-- PROBLEM DETAILS --
Read through the records below and copy each line that uses the word "this".

DATA TO USE Block Start

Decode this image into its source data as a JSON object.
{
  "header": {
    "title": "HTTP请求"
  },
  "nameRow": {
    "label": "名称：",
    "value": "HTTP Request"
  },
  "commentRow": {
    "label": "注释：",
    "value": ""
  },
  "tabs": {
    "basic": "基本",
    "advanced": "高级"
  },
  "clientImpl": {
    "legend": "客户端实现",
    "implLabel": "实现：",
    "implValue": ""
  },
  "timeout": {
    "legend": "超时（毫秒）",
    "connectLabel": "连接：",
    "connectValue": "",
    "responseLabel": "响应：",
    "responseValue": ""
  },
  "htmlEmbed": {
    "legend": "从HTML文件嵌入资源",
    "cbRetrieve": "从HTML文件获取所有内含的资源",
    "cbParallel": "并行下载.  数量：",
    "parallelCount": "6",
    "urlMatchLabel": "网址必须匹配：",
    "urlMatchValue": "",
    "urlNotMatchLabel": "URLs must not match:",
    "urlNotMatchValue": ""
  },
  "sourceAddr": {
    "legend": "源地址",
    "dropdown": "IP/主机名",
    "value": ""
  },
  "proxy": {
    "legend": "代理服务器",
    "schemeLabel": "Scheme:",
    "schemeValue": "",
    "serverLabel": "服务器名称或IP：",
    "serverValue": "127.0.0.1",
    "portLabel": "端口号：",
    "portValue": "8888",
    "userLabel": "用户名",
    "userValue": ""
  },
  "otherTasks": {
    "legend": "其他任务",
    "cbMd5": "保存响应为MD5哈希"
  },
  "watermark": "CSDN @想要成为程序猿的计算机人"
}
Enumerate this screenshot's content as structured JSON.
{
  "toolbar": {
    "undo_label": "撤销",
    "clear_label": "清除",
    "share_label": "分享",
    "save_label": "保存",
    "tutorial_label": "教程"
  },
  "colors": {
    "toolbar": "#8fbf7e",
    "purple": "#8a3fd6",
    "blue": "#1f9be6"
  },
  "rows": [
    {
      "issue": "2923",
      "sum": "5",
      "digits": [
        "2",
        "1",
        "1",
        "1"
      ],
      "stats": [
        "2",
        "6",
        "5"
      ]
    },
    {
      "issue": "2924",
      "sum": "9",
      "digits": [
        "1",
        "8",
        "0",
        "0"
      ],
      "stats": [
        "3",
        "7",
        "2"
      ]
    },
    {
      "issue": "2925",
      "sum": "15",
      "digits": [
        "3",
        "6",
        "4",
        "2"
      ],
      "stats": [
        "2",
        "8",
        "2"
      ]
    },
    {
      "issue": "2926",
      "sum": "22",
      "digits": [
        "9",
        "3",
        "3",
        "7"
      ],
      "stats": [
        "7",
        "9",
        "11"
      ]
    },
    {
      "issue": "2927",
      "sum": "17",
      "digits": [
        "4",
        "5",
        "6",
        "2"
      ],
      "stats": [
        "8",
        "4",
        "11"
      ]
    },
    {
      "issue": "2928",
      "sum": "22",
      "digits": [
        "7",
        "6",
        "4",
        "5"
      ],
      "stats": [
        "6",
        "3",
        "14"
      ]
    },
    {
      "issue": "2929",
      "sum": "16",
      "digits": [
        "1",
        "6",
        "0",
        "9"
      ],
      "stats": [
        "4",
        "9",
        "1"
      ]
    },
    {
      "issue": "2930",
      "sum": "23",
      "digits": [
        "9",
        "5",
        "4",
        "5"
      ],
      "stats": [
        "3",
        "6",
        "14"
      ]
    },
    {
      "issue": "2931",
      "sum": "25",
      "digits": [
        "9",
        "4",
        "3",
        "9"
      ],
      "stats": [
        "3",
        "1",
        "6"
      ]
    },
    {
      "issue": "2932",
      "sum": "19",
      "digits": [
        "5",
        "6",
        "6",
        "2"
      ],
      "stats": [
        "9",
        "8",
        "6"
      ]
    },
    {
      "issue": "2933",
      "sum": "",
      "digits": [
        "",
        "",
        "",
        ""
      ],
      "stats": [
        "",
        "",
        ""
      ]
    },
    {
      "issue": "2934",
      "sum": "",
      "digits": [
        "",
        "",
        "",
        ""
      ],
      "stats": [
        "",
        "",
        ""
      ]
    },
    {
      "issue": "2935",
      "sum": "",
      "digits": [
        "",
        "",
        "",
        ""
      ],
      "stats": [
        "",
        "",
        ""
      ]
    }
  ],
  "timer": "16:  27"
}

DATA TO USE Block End

-- WRITTEN ANSWER --
Decode this image into its source data as a JSON object.
Enumerate this screenshot's content as structured JSON.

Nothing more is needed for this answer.